distance to my right. Notwithstanding the shell burst over and about my command in every direction, yet they stood firm, ready to meet the advancing foe. From this shelling the Twenty-SECOND Mississippi had 2 men very severely wounded. I threw out a company of skirmishers (Company B), who soon engaged the Federal sharpshooters. About 8. 30 o'clock I received an order from General Loring to fall back in good order to the main army. I then fell back till I came to Colonel Reid's regiment. Being the senior officer, I ordered Colonel Reid to fall back 100 yards and reform his line of battle.

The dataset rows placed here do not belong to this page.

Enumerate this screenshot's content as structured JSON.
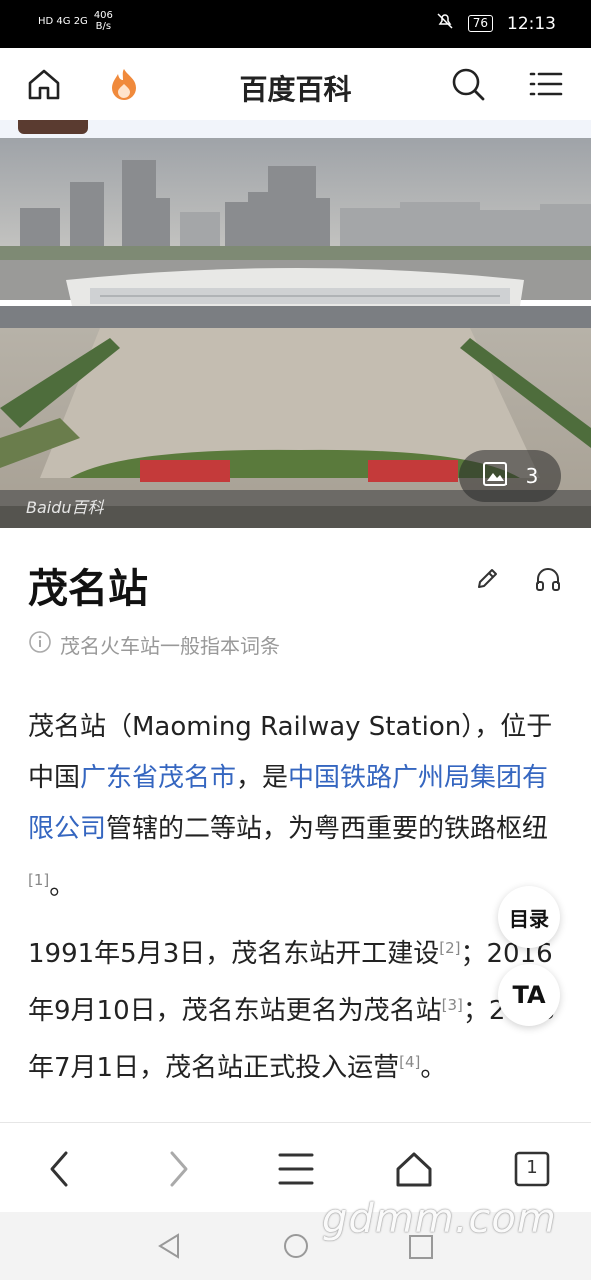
{
  "status": {
    "left_icons": "HD 4G 2G",
    "net_speed_value": "406",
    "net_speed_unit": "B/s",
    "battery": "76",
    "time": "12:13"
  },
  "header": {
    "title": "百度百科"
  },
  "hero": {
    "gallery_count": "3",
    "watermark": "Baidu百科"
  },
  "article": {
    "title": "茂名站",
    "disambiguation": "茂名火车站一般指本词条",
    "p1": {
      "t1": "茂名站（Maoming Railway Station），位于中国",
      "link1": "广东省茂名市",
      "t2": "，是",
      "link2": "中国铁路广州局集团有限公司",
      "t3": "管辖的二等站，为粤西重要的铁路枢纽",
      "ref1": "[1]",
      "t4": "。"
    },
    "p2": {
      "t1": "1991年5月3日，茂名东站开工建设",
      "ref2": "[2]",
      "t2": "；2016年9月10日，茂名东站更名为茂名站",
      "ref3": "[3]",
      "t3": "；2018年7月1日，茂名站正式投入运营",
      "ref4": "[4]",
      "t4": "。"
    }
  },
  "floating": {
    "toc_label": "目录",
    "font_label": "TA"
  },
  "bottom": {
    "tab_count": "1"
  },
  "site_watermark": "gdmm.com",
  "colors": {
    "link": "#3566c0",
    "accent_flame": "#f08a3c"
  }
}
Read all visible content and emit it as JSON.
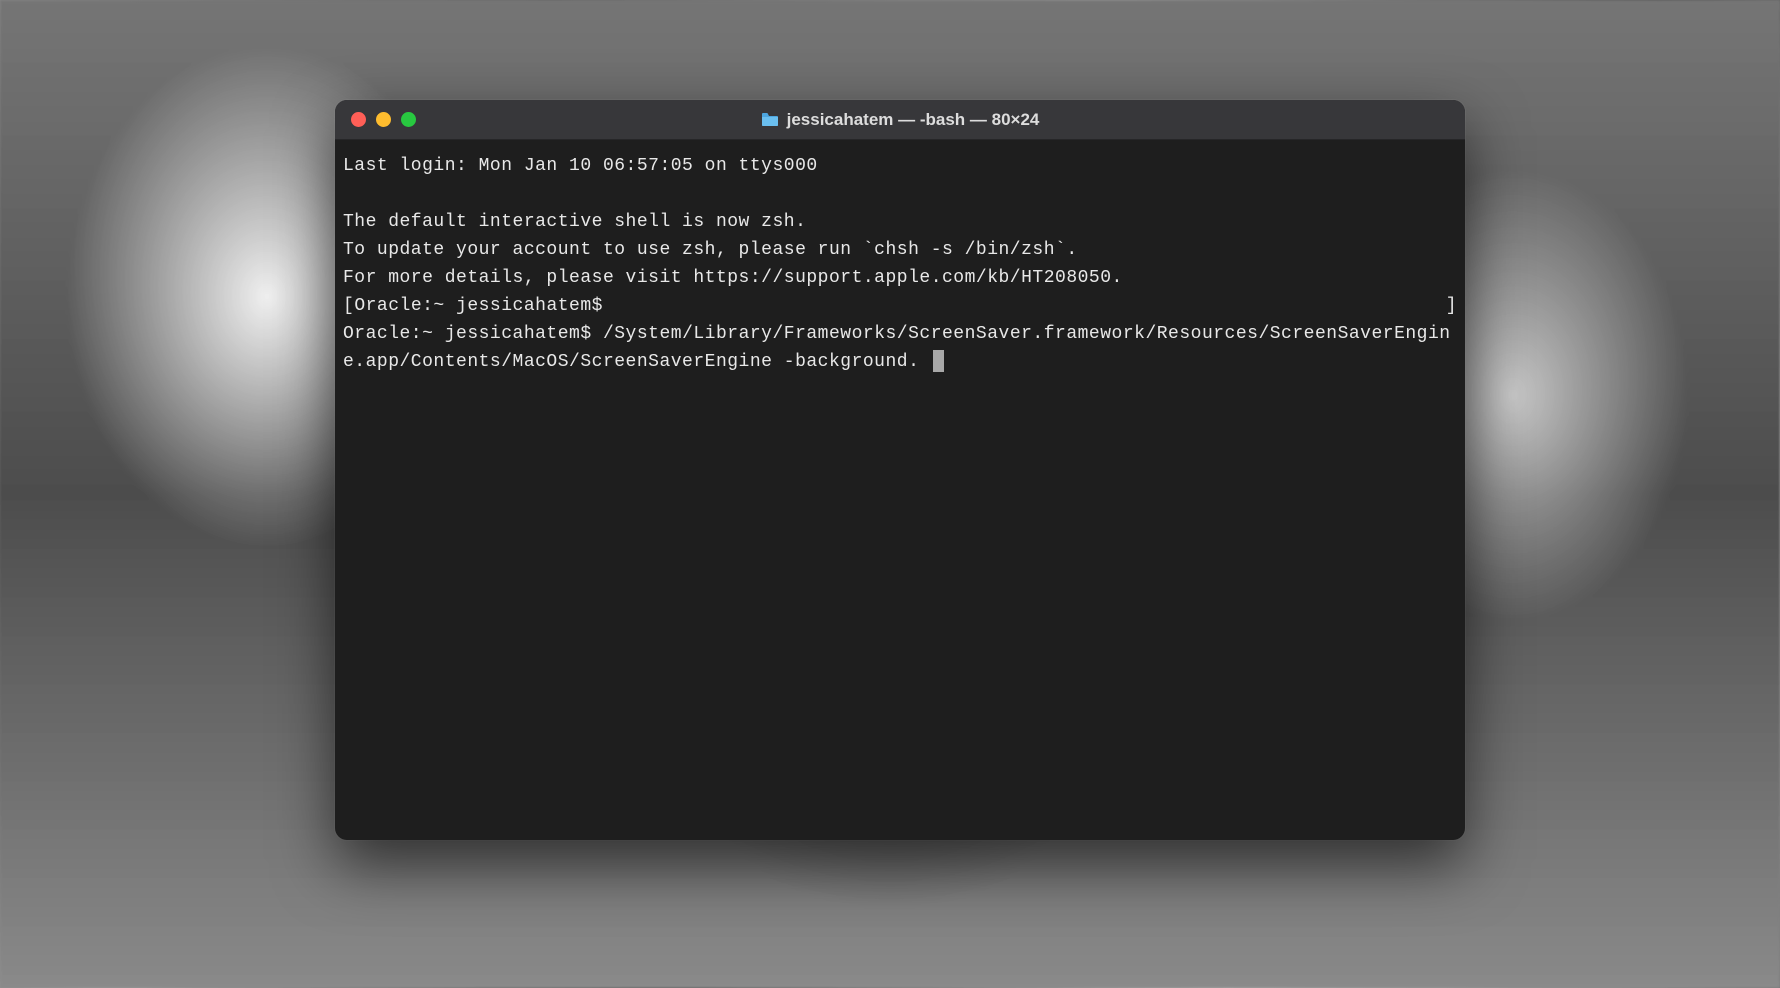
{
  "window": {
    "title": "jessicahatem — -bash — 80×24"
  },
  "terminal": {
    "line1": "Last login: Mon Jan 10 06:57:05 on ttys000",
    "line2": "",
    "line3": "The default interactive shell is now zsh.",
    "line4": "To update your account to use zsh, please run `chsh -s /bin/zsh`.",
    "line5": "For more details, please visit https://support.apple.com/kb/HT208050.",
    "line6_open": "[",
    "line6_content": "Oracle:~ jessicahatem$",
    "line6_close": "]",
    "line7_prompt": "Oracle:~ jessicahatem$ ",
    "line7_command": "/System/Library/Frameworks/ScreenSaver.framework/Resources/ScreenSaverEngine.app/Contents/MacOS/ScreenSaverEngine -background. "
  }
}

I reformed upon the ground he left. Company B, thirty-FIFTH Alabama Regiment, and a company from the Twenty-SECOND, which I had ordered to be sent to the support of my company, were engaging the enemy vigorously. Knowing that they were trying to outflank me, I kept vedettes on my flank. I thus continued my retreat slowly until I received a SECOND order General Loring to bring the regiments in immediately. I then promptly rejoined the brigade.
On being moved from the right to the left of our general line of battle in the afternoon, as the brigade was passing near the negro cabins, general Bowen rode up me, inquiring of me what regiment that was. I told him, whereupon he ordered me to follow him. Placing me under the guidance of an aide, who conducted me directly to the front 100 yards, I was ordered to move straight forward until I met the foe. Pausing long enough to fix bayonets, I moved in the direction indicated by General Bowen's aide until I came up with General [M. E.] Green, who ordered me to move to the right to the support of the First Missouri Battery, which was in great danger. This I did promptly, forming in the rear of the battery. The battery men, being reassured by the appearance of the regiment, rushed with enthusiasm to their guns, and for an hour worded them with a celerity and a daring that I believe never has been surpassed during this war. The enemy poured volley after volley of shot, shell, grape, and canister upon us, but owing to a fortunate position I lost only 1 man (Lieutenant George C. Hubbard), who, being driven off, the battery retired from the field, having exhausted its ammunition. Just as the battery drove off, the enemy had moved around to the left, and were giving me an enfilading fire. I therefore changed my front to meet him, in the mean time sending a courier to General Green for further orders.
At this time our friends gave way and came rushing to the rear panic-stricken. I rushed to the front, and ordered them to halt, but they heeded neither my orders nor those of their commanders. I brought my regiment to the charge bayonets, but even this could not check them in their flight. The colors of three regiments passed through the Thirty-FIFTH. Both my officers and my men, undismayed, united with me in trying to cause them to rally. We collared them, begged them, and abused them in vain. At length I received orders from General Green to follow the battery. I accordingly moved out in rear of the Twelfth Louisiana, and at my urgent solicitation was permitted to rejoin the brigade.
Hoping this report MAY prove satisfactory to the general, I am, very respectfully,
Colonel Thirty-FIFTH Regiment Alabama Volunteers.
Captain THOMAS. M. CROWDER,